-- Goal of the exercise --
Your task is to copy every line of the entries that holds the word "value".

-- Dataset excerpts --
● ● ●

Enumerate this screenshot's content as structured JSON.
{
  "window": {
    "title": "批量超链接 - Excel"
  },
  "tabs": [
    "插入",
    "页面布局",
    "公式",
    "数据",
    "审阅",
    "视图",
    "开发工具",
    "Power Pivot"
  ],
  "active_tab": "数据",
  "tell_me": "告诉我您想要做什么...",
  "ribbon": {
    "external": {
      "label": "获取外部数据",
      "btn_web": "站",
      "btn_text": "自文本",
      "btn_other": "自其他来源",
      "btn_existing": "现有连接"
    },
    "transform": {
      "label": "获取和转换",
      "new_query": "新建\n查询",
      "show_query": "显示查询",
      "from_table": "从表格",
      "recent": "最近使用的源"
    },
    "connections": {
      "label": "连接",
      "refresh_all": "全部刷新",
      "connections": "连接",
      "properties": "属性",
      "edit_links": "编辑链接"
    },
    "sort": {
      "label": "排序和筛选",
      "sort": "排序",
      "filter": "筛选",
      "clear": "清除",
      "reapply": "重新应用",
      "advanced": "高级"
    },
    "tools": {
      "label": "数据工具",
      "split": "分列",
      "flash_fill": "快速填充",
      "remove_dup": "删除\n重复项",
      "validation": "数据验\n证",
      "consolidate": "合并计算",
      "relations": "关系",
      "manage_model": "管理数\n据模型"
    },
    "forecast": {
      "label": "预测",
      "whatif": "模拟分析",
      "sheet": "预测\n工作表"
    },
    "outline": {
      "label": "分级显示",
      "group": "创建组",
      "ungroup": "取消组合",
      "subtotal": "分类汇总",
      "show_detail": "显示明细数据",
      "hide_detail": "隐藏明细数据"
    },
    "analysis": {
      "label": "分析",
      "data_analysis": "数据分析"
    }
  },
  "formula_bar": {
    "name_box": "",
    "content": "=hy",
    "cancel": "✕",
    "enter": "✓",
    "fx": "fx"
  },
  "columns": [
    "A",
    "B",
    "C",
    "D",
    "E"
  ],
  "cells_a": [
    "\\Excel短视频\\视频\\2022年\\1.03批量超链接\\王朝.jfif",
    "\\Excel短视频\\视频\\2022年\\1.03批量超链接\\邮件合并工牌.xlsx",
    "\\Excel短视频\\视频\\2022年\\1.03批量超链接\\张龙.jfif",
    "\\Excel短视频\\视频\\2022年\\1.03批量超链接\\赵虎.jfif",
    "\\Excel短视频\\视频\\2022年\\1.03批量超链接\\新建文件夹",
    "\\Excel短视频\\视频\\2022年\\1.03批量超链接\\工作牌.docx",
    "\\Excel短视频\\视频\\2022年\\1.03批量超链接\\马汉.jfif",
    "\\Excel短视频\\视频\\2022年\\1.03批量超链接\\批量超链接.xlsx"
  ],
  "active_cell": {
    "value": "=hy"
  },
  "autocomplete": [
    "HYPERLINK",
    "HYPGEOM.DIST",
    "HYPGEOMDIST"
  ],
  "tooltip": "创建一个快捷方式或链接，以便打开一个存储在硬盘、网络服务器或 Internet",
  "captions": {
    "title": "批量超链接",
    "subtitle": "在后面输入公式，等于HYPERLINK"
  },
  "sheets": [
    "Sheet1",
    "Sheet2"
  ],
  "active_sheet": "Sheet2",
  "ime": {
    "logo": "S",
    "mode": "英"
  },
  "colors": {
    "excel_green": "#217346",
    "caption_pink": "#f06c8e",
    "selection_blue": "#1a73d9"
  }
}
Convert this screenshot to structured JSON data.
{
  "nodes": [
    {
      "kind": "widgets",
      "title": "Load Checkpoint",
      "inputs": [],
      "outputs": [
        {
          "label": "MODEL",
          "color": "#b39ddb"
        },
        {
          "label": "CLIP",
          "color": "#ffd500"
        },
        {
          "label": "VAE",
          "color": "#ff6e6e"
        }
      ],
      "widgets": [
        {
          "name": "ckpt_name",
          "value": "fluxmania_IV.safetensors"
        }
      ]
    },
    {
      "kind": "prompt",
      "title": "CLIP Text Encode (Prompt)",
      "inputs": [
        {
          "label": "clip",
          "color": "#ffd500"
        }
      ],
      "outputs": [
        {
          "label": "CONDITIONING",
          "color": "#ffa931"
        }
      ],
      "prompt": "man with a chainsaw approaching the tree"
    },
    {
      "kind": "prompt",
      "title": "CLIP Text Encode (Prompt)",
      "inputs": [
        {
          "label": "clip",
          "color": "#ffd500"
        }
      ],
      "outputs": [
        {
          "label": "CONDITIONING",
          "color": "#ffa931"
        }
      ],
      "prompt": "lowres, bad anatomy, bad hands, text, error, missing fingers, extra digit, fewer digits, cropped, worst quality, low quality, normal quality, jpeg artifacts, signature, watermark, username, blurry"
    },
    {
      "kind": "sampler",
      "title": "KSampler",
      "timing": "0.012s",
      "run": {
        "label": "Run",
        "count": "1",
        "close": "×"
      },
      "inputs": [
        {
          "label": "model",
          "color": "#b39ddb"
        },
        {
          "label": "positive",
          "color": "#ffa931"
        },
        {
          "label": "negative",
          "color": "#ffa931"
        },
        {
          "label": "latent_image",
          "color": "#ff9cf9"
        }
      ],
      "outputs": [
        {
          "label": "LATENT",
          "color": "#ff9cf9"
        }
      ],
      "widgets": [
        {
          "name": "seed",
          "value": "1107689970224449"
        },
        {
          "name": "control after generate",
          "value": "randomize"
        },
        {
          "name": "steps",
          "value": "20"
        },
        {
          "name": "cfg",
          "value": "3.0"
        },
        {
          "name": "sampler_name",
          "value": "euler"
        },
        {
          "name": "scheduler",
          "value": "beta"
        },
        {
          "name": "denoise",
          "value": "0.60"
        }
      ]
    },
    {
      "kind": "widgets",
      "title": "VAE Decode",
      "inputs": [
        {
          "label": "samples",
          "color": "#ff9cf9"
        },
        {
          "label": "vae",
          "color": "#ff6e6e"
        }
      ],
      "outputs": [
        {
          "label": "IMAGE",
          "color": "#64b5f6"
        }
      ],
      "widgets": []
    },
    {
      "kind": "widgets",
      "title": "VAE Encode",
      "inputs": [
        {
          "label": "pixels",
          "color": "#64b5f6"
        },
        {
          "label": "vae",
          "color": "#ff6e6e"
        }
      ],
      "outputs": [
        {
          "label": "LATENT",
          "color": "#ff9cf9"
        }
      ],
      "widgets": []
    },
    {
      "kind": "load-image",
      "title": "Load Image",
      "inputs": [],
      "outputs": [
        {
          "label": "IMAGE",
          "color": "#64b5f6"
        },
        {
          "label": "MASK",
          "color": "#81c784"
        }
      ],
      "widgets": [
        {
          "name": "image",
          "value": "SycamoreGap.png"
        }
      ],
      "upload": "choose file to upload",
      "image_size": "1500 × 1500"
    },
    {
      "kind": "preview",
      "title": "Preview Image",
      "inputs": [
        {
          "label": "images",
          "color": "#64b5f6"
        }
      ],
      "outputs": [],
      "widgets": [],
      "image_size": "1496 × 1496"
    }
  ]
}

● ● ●

-- Response to this task --
    "value": "=hy"
          "value": "fluxmania_IV.safetensors"
          "value": "1107689970224449"
          "value": "randomize"
          "value": "20"
          "value": "3.0"
          "value": "euler"
          "value": "beta"
          "value": "0.60"
          "value": "SycamoreGap.png"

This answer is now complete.